**Data under study:**
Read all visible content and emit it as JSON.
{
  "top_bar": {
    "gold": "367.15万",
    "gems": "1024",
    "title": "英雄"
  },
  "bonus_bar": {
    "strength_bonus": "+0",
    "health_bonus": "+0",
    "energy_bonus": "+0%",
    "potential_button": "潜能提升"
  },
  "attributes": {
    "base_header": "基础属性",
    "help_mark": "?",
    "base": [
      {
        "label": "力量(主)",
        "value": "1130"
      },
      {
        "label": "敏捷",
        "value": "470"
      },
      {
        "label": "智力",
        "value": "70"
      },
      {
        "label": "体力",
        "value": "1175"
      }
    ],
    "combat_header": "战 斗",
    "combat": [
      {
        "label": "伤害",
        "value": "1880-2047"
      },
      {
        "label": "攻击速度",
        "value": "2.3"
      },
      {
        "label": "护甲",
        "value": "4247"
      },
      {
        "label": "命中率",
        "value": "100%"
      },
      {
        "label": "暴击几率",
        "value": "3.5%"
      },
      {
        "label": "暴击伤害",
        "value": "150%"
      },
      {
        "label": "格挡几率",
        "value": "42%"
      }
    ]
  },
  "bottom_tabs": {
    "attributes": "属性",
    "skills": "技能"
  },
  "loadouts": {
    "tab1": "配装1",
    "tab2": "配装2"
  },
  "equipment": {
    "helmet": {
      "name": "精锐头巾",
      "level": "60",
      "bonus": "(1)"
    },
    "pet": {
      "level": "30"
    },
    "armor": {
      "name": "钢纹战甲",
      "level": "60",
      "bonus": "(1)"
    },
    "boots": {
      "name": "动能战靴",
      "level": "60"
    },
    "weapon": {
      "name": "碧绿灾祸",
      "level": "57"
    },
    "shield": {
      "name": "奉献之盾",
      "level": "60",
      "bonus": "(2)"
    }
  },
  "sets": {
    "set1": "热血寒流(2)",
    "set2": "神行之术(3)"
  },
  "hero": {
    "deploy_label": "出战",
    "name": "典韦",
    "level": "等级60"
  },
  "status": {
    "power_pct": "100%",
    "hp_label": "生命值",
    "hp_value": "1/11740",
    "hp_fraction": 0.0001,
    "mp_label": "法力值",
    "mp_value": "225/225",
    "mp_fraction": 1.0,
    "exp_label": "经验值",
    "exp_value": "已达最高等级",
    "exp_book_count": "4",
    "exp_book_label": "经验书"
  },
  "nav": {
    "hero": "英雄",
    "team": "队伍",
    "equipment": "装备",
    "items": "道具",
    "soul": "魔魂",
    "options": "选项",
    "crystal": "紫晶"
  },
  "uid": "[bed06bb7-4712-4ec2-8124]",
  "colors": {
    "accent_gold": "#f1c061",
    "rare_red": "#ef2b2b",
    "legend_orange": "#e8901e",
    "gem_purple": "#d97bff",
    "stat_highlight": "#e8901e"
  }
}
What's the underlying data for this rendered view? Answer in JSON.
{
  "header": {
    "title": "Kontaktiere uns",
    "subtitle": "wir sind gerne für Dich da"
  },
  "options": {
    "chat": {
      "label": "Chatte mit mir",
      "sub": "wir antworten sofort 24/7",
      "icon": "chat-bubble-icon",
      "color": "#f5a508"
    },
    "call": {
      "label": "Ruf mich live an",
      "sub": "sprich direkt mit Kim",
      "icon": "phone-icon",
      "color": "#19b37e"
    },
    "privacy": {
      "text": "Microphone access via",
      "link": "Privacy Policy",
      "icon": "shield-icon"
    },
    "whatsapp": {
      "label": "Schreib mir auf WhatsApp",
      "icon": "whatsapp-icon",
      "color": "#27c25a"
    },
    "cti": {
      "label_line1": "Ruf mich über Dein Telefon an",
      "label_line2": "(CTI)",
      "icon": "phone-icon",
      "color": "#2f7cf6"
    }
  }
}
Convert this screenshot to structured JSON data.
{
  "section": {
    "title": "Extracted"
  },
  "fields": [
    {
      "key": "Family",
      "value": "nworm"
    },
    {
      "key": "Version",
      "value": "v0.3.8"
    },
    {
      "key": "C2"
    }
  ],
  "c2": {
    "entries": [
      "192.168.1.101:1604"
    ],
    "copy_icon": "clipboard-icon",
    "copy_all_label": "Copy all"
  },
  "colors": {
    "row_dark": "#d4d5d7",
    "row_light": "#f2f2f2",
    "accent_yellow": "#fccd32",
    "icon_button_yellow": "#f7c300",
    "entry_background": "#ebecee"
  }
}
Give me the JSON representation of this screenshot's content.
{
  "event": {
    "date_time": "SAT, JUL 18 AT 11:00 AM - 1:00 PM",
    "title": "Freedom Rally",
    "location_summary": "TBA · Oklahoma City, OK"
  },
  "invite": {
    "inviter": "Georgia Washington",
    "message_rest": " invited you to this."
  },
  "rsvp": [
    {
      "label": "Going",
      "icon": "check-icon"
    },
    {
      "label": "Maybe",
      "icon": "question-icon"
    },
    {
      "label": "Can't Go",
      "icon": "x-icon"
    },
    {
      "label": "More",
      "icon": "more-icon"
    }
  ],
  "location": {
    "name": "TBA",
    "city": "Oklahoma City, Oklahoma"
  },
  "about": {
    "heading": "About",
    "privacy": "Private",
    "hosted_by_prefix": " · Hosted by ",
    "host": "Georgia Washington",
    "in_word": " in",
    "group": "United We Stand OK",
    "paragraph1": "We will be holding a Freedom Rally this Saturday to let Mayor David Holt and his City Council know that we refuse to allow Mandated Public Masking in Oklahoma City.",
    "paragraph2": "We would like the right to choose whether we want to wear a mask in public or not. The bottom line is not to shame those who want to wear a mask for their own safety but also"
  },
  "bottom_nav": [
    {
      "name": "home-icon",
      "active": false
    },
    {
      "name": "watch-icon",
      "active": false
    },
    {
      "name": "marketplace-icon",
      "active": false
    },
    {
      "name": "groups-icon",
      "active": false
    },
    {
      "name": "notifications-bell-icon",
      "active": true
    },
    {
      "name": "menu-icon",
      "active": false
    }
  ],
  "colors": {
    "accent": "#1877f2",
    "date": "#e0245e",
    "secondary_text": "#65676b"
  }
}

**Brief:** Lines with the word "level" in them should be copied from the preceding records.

**Answer section:**
      "level": "60",
      "level": "30"
      "level": "60",
      "level": "60"
      "level": "57"
      "level": "60",
    "level": "等级60"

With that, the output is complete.